channel leading to the sea. Some islets are cultivated, with huts in which the natives
rest. A few persons, such as Willi, the salt-maker, who boils down sea water to salt, and
some aged natives, live on the east side; but nearly everyone lies on the one small islet.
Transportation is by canoes across the lagoon, but one can walk between islets along the
Bird life is not abundant,
perhaps because of the many persons. Land and hermit crabs are plentiful. There are many
small green-tailed lizards, and a few of larger size which change colour from cream to
black, according to their background. Insects are abundant, with such large species as
dragonflies, two kinds of butterflies, reddish-brown sphinx moth, grasshoppers, crickets,
long-horned beetles, ants, craneflies, spiders, and, sad to relate, day mosquitoes.
Although the last of the
group to become inhabited, Fakaofu became the dominant island, due to conquests of Te
Vaka, son of the powerful chief, Kava Vasefanua, in the 17th century. The earlier
inhabitants on the other islands were destroyed, driven away, or absorbed, and the islands
recolonised by the later comers.
White men discovered Fakaofu
in January, 1841, with the arrival of the French ship Adolphe, Captain Morvan.
Immediately after, on January 28, 1841, the Peacock and Flying Fish, of
the U.S. Exploring Expedition, arrived, and named the atoll Bowditch Island. They
considered it a new discovery until they found parts of a wrecked ship, which the natives
said had been cast up two or three years earlier, and from which two men with Polynesian
names had escaped, but had later died.
The British flag was hoisted
and protectorate declared, June 20, 1889, by Captain Oldham of H.M.S. Egeria, whose
officers surveyed the island. In 1916 the Tokelau Islands, under the name Union Group,
were incorporated in the Gilbert and Ellice Islands Colony. In 1925 they were transferred
to the Administration of Western Samoa.
The only trade is the export

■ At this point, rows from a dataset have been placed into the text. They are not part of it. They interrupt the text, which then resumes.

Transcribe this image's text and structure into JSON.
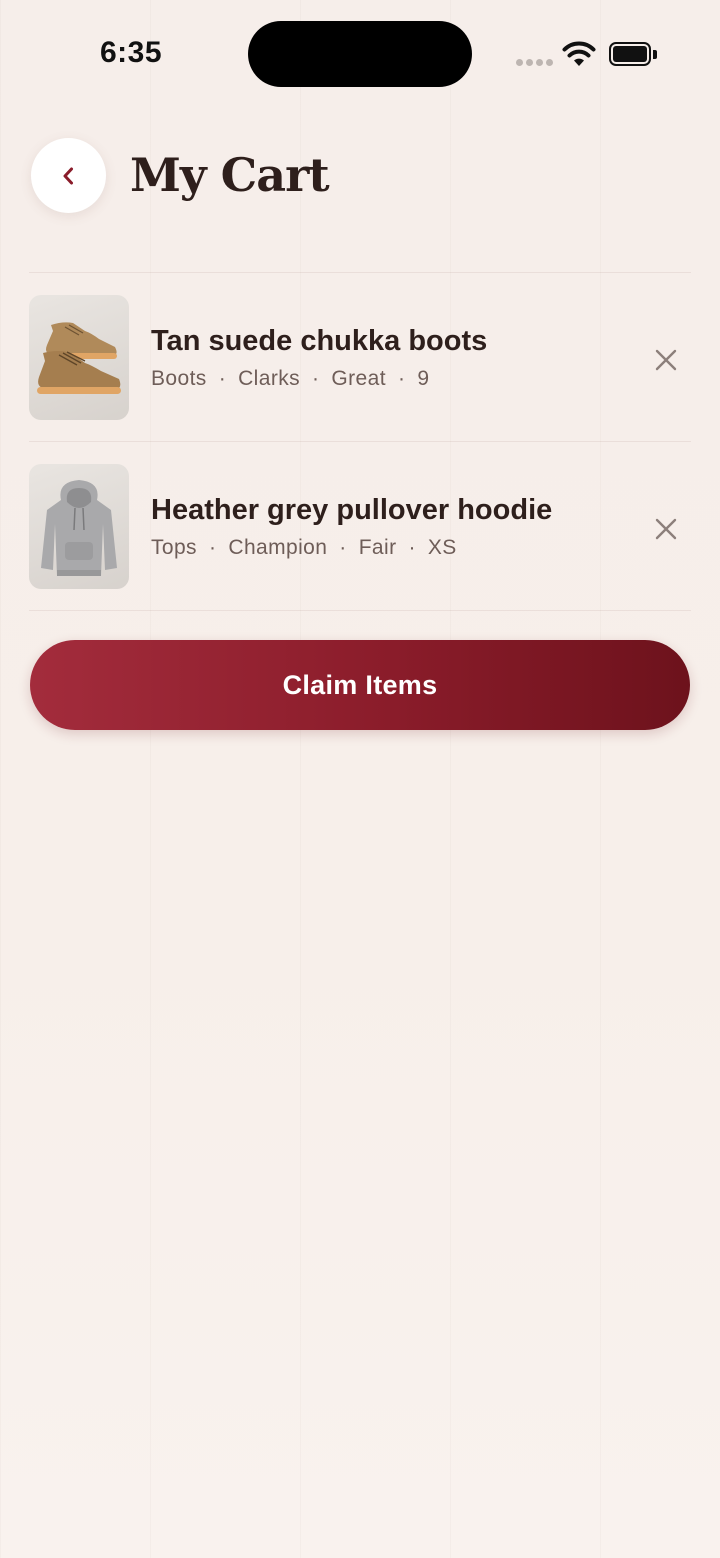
{
  "status_bar": {
    "time": "6:35"
  },
  "header": {
    "title": "My Cart"
  },
  "cart": {
    "items": [
      {
        "title": "Tan suede chukka boots",
        "category": "Boots",
        "brand": "Clarks",
        "condition": "Great",
        "size": "9",
        "image_icon": "chukka-boots-image"
      },
      {
        "title": "Heather grey pullover hoodie",
        "category": "Tops",
        "brand": "Champion",
        "condition": "Fair",
        "size": "XS",
        "image_icon": "hoodie-image"
      }
    ],
    "separator": "·"
  },
  "actions": {
    "claim_label": "Claim Items"
  },
  "colors": {
    "accent": "#8a1c2a",
    "background": "#f7efea",
    "text_primary": "#2e1f1c",
    "text_secondary": "#6e5d58"
  }
}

of a little copra and the making of native objects to sell to tourists, most
characteristic of which are circular wooden boxes with tight covers, called tuluma, and
fans trimmed with feathers.